“How are you, Rita?” I ask, with a little too much enthusiasm. She’s practically my best friend. She’s looking frail and seems a little smaller than usual. Perhaps the weight of my social desperation is crushing her.
“I’ve got the gout!” she confides.
“Oh, I’m sorry,” I console. I am not exactly sure what the gout is, but it sounds medieval and like it may involve pus, so I don’t question her further. “I’m here for some duct tape,” I change the subject.
“Oh God! That Tom Ridge,” she complains. “We’re completely sold out.”
“Sold out!” My heart hammers in my chest. I have left it too late, and now Wilson will die a horrific and painful death, developing radioactive thyroid tumors and slowly wasting away in my arms.
“How about packing tape?” I ask Rita, praying she’ll say that it will definitely prevent radioactive particles from seeping into our apartment.
“Well, I guess that might work,” she says. “It’s thick!”
I clear the shelf, buying ten rolls and leaving none for my negligent but mentally stable neighbors, who are clearly not worried about death by fallout.
“The others will have to use Scotch tape!” I announce recklessly, only half-joking.
“People sure are crazy!” Rita proclaims.
I am not sure if that remark is pointed at me, at the terrorists, or at Tom Ridge.
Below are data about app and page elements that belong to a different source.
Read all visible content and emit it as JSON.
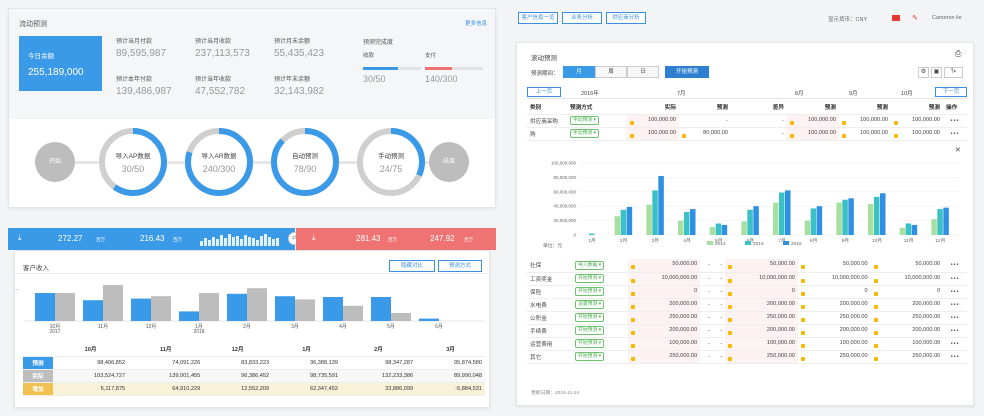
{
  "panel1": {
    "title": "流动预测",
    "more": "更多信息",
    "today": {
      "label": "今日余额",
      "value": "255,189,000"
    },
    "metrics": [
      {
        "label": "预计当月付款",
        "value": "89,595,987"
      },
      {
        "label": "预计当月收款",
        "value": "237,113,573"
      },
      {
        "label": "预计月末余额",
        "value": "55,435,423"
      },
      {
        "label": "预计本年付款",
        "value": "139,486,987"
      },
      {
        "label": "预计当年收款",
        "value": "47,552,782"
      },
      {
        "label": "预计年末余额",
        "value": "32,143,982"
      }
    ],
    "completion": {
      "title": "预测完成度",
      "items": [
        {
          "label": "收款",
          "value": "30/50",
          "progress": 0.6,
          "color": "#3b9ae8"
        },
        {
          "label": "支付",
          "value": "140/300",
          "progress": 0.47,
          "color": "#f07373"
        }
      ]
    },
    "steps": {
      "start": "开始",
      "end": "结束",
      "items": [
        {
          "label": "导入AP数据",
          "value": "30/50",
          "progress": 0.6
        },
        {
          "label": "导入AR数据",
          "value": "240/300",
          "progress": 0.8
        },
        {
          "label": "自动预测",
          "value": "78/90",
          "progress": 0.87
        },
        {
          "label": "手动预测",
          "value": "24/75",
          "progress": 0.32
        }
      ]
    }
  },
  "panel2": {
    "bar_left": {
      "v1": "272.27",
      "u1": "百万",
      "v2": "216.43",
      "u2": "百万"
    },
    "bar_right": {
      "v1": "281.43",
      "u1": "百万",
      "v2": "247.92",
      "u2": "百万"
    },
    "title": "客户收入",
    "btn_hide": "隐藏对比",
    "btn_mode": "预测方式",
    "chart_data": {
      "type": "bar",
      "categories": [
        "10月\n2017",
        "11月",
        "12月",
        "1月\n2018",
        "2月",
        "3月",
        "4月",
        "5月",
        "6月"
      ],
      "series": [
        {
          "values": [
            35,
            26,
            28,
            12,
            34,
            31,
            30,
            30,
            3
          ]
        },
        {
          "values": [
            35,
            45,
            31,
            35,
            41,
            27,
            19,
            10,
            0
          ]
        }
      ],
      "ylim": [
        0,
        50
      ]
    },
    "table": {
      "cols": [
        "10月",
        "11月",
        "12月",
        "1月",
        "2月",
        "3月"
      ],
      "rows": [
        {
          "label": "预测",
          "color": "#3b9ae8",
          "vals": [
            "98,406,852",
            "74,091,226",
            "83,833,223",
            "36,388,139",
            "98,347,287",
            "95,874,580"
          ]
        },
        {
          "label": "实际",
          "color": "#bdbdbd",
          "vals": [
            "103,524,727",
            "139,001,455",
            "96,386,452",
            "98,735,591",
            "132,233,386",
            "89,990,048"
          ]
        },
        {
          "label": "增加",
          "color": "#f0c050",
          "vals": [
            "5,117,875",
            "64,910,229",
            "12,552,209",
            "62,347,452",
            "33,886,099",
            "-5,884,531"
          ]
        }
      ]
    }
  },
  "panel3": {
    "tabs": [
      "客户信息一览",
      "业务分析",
      "供应商分析"
    ],
    "currency": "显示货币：CNY",
    "user": "Cameron lie",
    "title": "滚动预测",
    "period_label": "预测期间：",
    "periods": [
      "月",
      "周",
      "日"
    ],
    "start_btn": "开始预测",
    "nav": {
      "prev": "上一页",
      "next": "下一页",
      "year": "2016年",
      "months": [
        "7月",
        "8月",
        "9月",
        "10月"
      ]
    },
    "headers": [
      "类别",
      "预测方式",
      "实际",
      "预测",
      "差异",
      "预测",
      "预测",
      "预测",
      "操作"
    ],
    "rows_top": [
      {
        "cat": "供应商采购",
        "tag": "手动预测",
        "vals": [
          "100,000.00",
          "-",
          "-",
          "100,000.00",
          "100,000.00",
          "100,000.00"
        ],
        "locks": [
          true,
          false,
          false,
          true,
          true,
          true
        ]
      },
      {
        "cat": "购",
        "tag": "手动预测",
        "vals": [
          "100,000.00",
          "80,000.00",
          "-",
          "100,000.00",
          "100,000.00",
          "100,000.00"
        ],
        "locks": [
          true,
          true,
          false,
          true,
          true,
          true
        ]
      }
    ],
    "chart_data": {
      "type": "bar",
      "categories": [
        "1月",
        "2月",
        "3月",
        "4月",
        "5月",
        "6月",
        "7月",
        "8月",
        "9月",
        "10月",
        "11月",
        "12月"
      ],
      "series": [
        {
          "name": "2014",
          "values": [
            0,
            2600000,
            4200000,
            2000000,
            1100000,
            1900000,
            4500000,
            2000000,
            4500000,
            4300000,
            1000000,
            2200000
          ]
        },
        {
          "name": "2015",
          "values": [
            200000,
            3500000,
            6200000,
            3200000,
            1600000,
            3500000,
            5900000,
            3700000,
            4900000,
            5300000,
            1600000,
            3600000
          ]
        },
        {
          "name": "2016",
          "values": [
            0,
            3900000,
            8200000,
            3600000,
            1400000,
            4000000,
            6200000,
            4000000,
            5100000,
            5800000,
            1400000,
            3800000
          ]
        }
      ],
      "yticks": [
        "100,000,000",
        "80,000,000",
        "60,000,000",
        "40,000,000",
        "20,000,000",
        "0"
      ],
      "ylim": [
        0,
        10000000
      ],
      "unit": "单位：元"
    },
    "rows_bottom": [
      {
        "cat": "社保",
        "tag": "导入数据",
        "vals": [
          "50,000.00",
          "-",
          "-",
          "50,000.00",
          "50,000.00",
          "50,000.00"
        ]
      },
      {
        "cat": "工资奖金",
        "tag": "开始预测",
        "vals": [
          "10,000,000.00",
          "-",
          "-",
          "10,000,000.00",
          "10,000,000.00",
          "10,000,000.00"
        ]
      },
      {
        "cat": "保险",
        "tag": "开始预测",
        "vals": [
          "0",
          "-",
          "-",
          "0",
          "0",
          "0"
        ]
      },
      {
        "cat": "水电费",
        "tag": "设置预测",
        "vals": [
          "200,000.00",
          "-",
          "-",
          "200,000.00",
          "200,000.00",
          "200,000.00"
        ]
      },
      {
        "cat": "公积金",
        "tag": "开始预测",
        "vals": [
          "250,000.00",
          "-",
          "-",
          "250,000.00",
          "250,000.00",
          "250,000.00"
        ]
      },
      {
        "cat": "手续费",
        "tag": "开始预测",
        "vals": [
          "200,000.00",
          "-",
          "-",
          "200,000.00",
          "200,000.00",
          "200,000.00"
        ]
      },
      {
        "cat": "运营费用",
        "tag": "开始预测",
        "vals": [
          "100,000.00",
          "-",
          "-",
          "100,000.00",
          "100,000.00",
          "100,000.00"
        ]
      },
      {
        "cat": "其它",
        "tag": "开始预测",
        "vals": [
          "250,000.00",
          "-",
          "-",
          "250,000.00",
          "250,000.00",
          "250,000.00"
        ]
      }
    ],
    "footer": "更新日期：2016-11-24"
  }
}
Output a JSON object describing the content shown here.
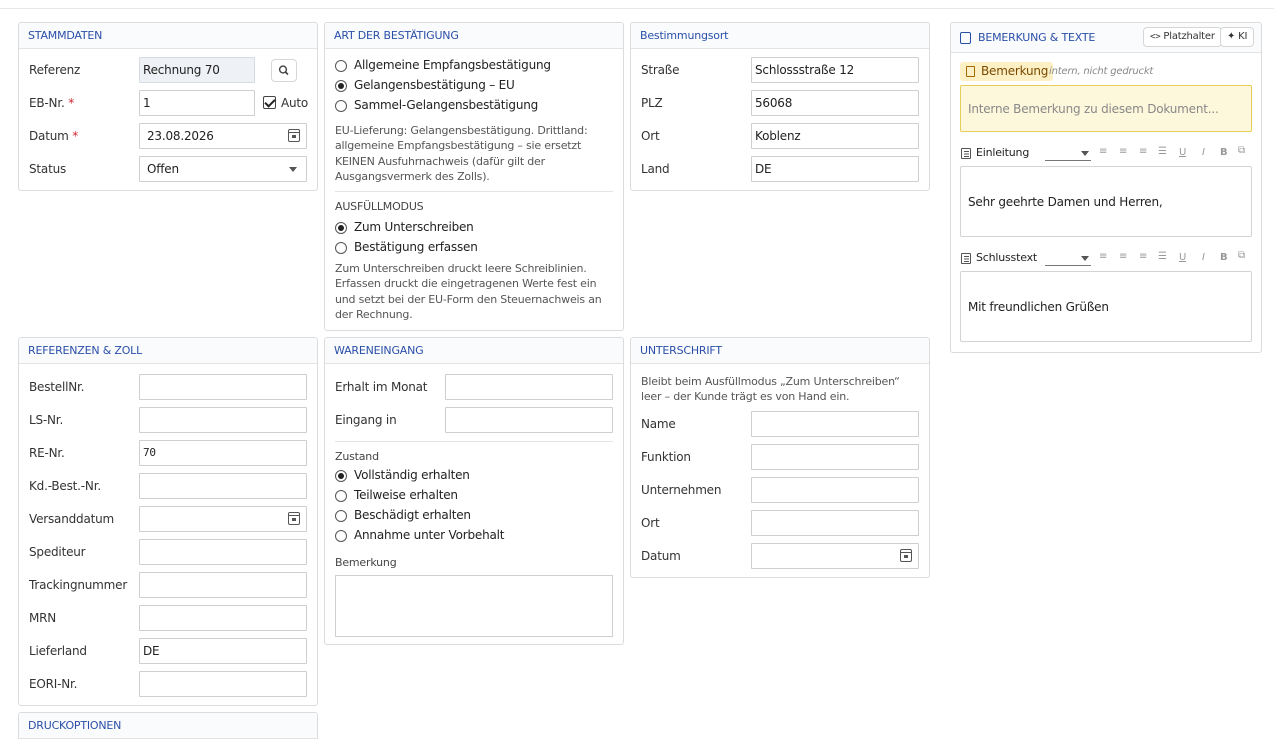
{
  "stammdaten": {
    "title": "STAMMDATEN",
    "referenz_label": "Referenz",
    "referenz_value": "Rechnung 70",
    "ebnr_label": "EB-Nr.",
    "ebnr_value": "1",
    "auto_label": "Auto",
    "auto_checked": true,
    "datum_label": "Datum",
    "datum_value": "23.08.2026",
    "status_label": "Status",
    "status_value": "Offen",
    "required_mark": "*"
  },
  "art": {
    "title": "ART DER BESTÄTIGUNG",
    "options": [
      {
        "label": "Allgemeine Empfangsbestätigung",
        "selected": false
      },
      {
        "label": "Gelangensbestätigung – EU",
        "selected": true
      },
      {
        "label": "Sammel-Gelangensbestätigung",
        "selected": false
      }
    ],
    "help": "EU-Lieferung: Gelangensbestätigung. Drittland: allgemeine Empfangsbestätigung – sie ersetzt KEINEN Ausfuhrnachweis (dafür gilt der Ausgangsvermerk des Zolls).",
    "mode_title": "AUSFÜLLMODUS",
    "modes": [
      {
        "label": "Zum Unterschreiben",
        "selected": true
      },
      {
        "label": "Bestätigung erfassen",
        "selected": false
      }
    ],
    "mode_help": "Zum Unterschreiben druckt leere Schreiblinien. Erfassen druckt die eingetragenen Werte fest ein und setzt bei der EU-Form den Steuernachweis an der Rechnung."
  },
  "bestimmungsort": {
    "title": "Bestimmungsort",
    "strasse_label": "Straße",
    "strasse_value": "Schlossstraße 12",
    "plz_label": "PLZ",
    "plz_value": "56068",
    "ort_label": "Ort",
    "ort_value": "Koblenz",
    "land_label": "Land",
    "land_value": "DE"
  },
  "bemerkung": {
    "title": "BEMERKUNG & TEXTE",
    "platzhalter_label": "Platzhalter",
    "ki_label": "KI",
    "tag_label": "Bemerkung",
    "tag_hint": "intern, nicht gedruckt",
    "memo_placeholder": "Interne Bemerkung zu diesem Dokument...",
    "einleitung_label": "Einleitung",
    "einleitung_text": "Sehr geehrte Damen und Herren,",
    "schluss_label": "Schlusstext",
    "schluss_text": "Mit freundlichen Grüßen",
    "fmt_u": "U",
    "fmt_i": "I",
    "fmt_b": "B"
  },
  "referenzen": {
    "title": "REFERENZEN & ZOLL",
    "fields": [
      {
        "label": "BestellNr.",
        "value": ""
      },
      {
        "label": "LS-Nr.",
        "value": ""
      },
      {
        "label": "RE-Nr.",
        "value": "70"
      },
      {
        "label": "Kd.-Best.-Nr.",
        "value": ""
      },
      {
        "label": "Versanddatum",
        "value": ""
      },
      {
        "label": "Spediteur",
        "value": ""
      },
      {
        "label": "Trackingnummer",
        "value": ""
      },
      {
        "label": "MRN",
        "value": ""
      },
      {
        "label": "Lieferland",
        "value": "DE"
      },
      {
        "label": "EORI-Nr.",
        "value": ""
      }
    ]
  },
  "wareneingang": {
    "title": "WARENEINGANG",
    "monat_label": "Erhalt im Monat",
    "eingang_label": "Eingang in",
    "zustand_title": "Zustand",
    "zustand": [
      {
        "label": "Vollständig erhalten",
        "selected": true
      },
      {
        "label": "Teilweise erhalten",
        "selected": false
      },
      {
        "label": "Beschädigt erhalten",
        "selected": false
      },
      {
        "label": "Annahme unter Vorbehalt",
        "selected": false
      }
    ],
    "bemerkung_label": "Bemerkung"
  },
  "unterschrift": {
    "title": "UNTERSCHRIFT",
    "help": "Bleibt beim Ausfüllmodus „Zum Unterschreiben“ leer – der Kunde trägt es von Hand ein.",
    "name_label": "Name",
    "funktion_label": "Funktion",
    "unternehmen_label": "Unternehmen",
    "ort_label": "Ort",
    "datum_label": "Datum"
  },
  "druckoptionen": {
    "title": "DRUCKOPTIONEN"
  }
}
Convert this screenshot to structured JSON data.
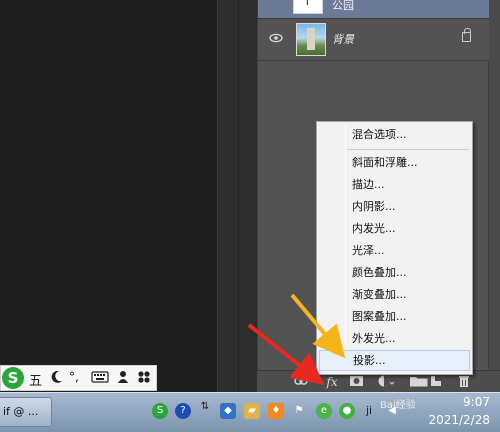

Are we all becoming equally crazy? I take my tape up to the counter, stick my tail between my legs, and race Wilson home. Scanning the street for white box trucks, I breathe a sigh of relief as I enter my building. We will live to see another day.
“I can’t wait to get the hell out of here!” I announce to Mega on the way inside.
“Yes, ma’am,” he answers. They have trained the doormen to be agreeable, and this is his standard response to everything.
If I said, “I hope you kissed your wife this morning because this building could be blown up today,” he would reply, “Yes, ma’am.”
When my husband, Lance, walks in the door that night, I am ecstatic that the sniper did not kill him on the way home.
“You’re alive!” I scream, pouncing on him.
“Well, you are easy to please!” he chuckles.
He does not seem to realize that he has cheated death, for now. But if the sniper doesn’t slay him, the corporate world eventually might. He looks so tired—the long commutes, the business travel, the interminable evenings at the office are wearing him down.
“I can’t wait to get out of here,” he says quietly. “Everything will be better in California.”
In a few months we are moving to a little ski town in the mountains of Northern California. I know that life will be safer and simpler there for us, and most importantly, for Wilson. I want him to grow up knowing his neighbors, not fearing that someone is going to shoot him while he is walking to school or bomb his home one random afternoon.
I can’t wait to live in a small town that Osama Bin Laden has never heard of. Who would set off a dirty bomb in a town with a population of 14,000? In Truckee? There are no high rises for planes to crash into, and the only public transportation to target is a little van that shuttles residents to the ski slopes. We will be safe there, I just know it.
I put the TV on mute. Wolf Blitzer mouths something and looks invigorated. It’s as if the constant stream of adrenaline the terrorist threats supply makes him a little high and he likes it. I suspect that I, too, am addicted to the drama of it all. The buzz of fear I feel when I see a new video released by Al Qaeda. The bearded men in their turbans talking about how happy they will be when they kill us all, about how we should watch our backs because they are planning something even bigger and more horrible than 9/11. They want to scare me. And it works.
To the terrorists I am a target. To CNN I am a target of a different sort: a viewer. The anchors and the terrorists have a symbiotic relationship. If the terrorists did not have a 24-hour simulcast megaphone, their ability to frighten would be drastically reduced. If the anchors didn’t have frightening news to, report their audience would be greatly reduced.
I vow to keep the TV turned off tomorrow. I am going to tune out the noise: the anchor chatter, the terrorist chatter, all of it. No matter how bored, how desperate I become, I am going to quit CNN and fear, cold turkey. Maybe I will run over to Rite-Aid and check on Rita’s gout. Now that’s scary.